### WORK ITEM
The answer must consist of every line from the data that holds the string "tenant".

(Data records for software interfaces)
_ _ _ _ _ _ _

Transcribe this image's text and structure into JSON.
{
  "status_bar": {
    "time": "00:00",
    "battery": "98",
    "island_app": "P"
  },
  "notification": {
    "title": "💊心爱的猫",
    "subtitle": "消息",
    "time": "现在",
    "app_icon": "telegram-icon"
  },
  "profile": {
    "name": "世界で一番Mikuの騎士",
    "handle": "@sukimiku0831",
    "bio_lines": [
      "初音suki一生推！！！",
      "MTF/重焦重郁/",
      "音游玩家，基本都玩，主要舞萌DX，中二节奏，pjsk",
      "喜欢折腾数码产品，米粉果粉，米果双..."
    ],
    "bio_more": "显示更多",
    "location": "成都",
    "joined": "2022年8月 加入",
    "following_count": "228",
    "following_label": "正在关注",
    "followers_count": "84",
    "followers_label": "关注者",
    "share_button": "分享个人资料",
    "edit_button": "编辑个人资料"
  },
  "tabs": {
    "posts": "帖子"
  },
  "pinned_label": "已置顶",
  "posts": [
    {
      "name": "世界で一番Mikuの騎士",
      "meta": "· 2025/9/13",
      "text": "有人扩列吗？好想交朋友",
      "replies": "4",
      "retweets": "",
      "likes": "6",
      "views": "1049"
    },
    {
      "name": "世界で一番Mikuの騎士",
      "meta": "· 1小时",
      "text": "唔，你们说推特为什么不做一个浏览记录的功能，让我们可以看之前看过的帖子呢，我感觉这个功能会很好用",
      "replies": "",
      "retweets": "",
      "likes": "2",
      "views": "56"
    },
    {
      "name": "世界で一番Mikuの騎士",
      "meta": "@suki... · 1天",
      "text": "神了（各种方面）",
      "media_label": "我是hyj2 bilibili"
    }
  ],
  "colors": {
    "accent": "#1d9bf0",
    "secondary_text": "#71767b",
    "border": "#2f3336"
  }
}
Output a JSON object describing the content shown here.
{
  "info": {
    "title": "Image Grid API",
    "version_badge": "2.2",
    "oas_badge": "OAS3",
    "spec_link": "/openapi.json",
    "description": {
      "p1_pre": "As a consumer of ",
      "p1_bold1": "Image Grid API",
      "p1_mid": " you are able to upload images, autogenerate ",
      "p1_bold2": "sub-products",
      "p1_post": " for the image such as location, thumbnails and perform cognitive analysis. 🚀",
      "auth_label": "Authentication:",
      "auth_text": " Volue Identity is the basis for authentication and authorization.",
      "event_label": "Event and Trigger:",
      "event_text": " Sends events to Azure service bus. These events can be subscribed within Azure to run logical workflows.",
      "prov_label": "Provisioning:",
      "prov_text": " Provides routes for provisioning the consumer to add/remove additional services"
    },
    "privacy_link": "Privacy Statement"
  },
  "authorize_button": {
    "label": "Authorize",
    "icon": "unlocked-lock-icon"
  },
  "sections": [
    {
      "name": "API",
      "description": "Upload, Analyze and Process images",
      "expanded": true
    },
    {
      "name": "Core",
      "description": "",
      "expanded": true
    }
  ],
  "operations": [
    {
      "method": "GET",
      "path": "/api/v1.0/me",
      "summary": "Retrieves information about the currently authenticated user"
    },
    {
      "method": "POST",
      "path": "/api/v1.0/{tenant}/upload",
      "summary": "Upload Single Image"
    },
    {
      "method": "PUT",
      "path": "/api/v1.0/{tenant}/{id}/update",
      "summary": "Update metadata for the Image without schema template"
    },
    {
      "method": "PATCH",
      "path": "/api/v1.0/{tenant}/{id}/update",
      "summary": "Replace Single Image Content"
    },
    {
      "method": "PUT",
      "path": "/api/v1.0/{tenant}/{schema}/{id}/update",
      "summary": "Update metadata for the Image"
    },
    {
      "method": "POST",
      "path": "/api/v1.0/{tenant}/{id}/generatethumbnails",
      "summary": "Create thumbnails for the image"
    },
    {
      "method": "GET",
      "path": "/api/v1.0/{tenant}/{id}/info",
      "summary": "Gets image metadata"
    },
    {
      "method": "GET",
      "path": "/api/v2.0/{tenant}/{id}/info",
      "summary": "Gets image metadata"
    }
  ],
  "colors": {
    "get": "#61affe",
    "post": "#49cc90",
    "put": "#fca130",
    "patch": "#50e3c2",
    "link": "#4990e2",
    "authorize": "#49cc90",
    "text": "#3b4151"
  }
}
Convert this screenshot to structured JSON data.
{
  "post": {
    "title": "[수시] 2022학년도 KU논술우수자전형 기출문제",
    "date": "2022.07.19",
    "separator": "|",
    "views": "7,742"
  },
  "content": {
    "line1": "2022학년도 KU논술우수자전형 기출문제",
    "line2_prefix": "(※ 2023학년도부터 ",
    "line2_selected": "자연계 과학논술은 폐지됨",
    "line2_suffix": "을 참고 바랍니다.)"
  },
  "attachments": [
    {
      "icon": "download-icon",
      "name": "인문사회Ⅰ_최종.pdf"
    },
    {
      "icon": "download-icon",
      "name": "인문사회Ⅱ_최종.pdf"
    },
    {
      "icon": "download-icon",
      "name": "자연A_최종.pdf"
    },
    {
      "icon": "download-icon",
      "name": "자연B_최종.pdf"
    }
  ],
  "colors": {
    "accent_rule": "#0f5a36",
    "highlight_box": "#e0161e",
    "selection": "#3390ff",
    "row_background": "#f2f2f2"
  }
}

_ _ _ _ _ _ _

### SOLVED PROBLEM
      "path": "/api/v1.0/{tenant}/upload",
      "path": "/api/v1.0/{tenant}/{id}/update",
      "path": "/api/v1.0/{tenant}/{id}/update",
      "path": "/api/v1.0/{tenant}/{schema}/{id}/update",
      "path": "/api/v1.0/{tenant}/{id}/generatethumbnails",
      "path": "/api/v1.0/{tenant}/{id}/info",
      "path": "/api/v2.0/{tenant}/{id}/info",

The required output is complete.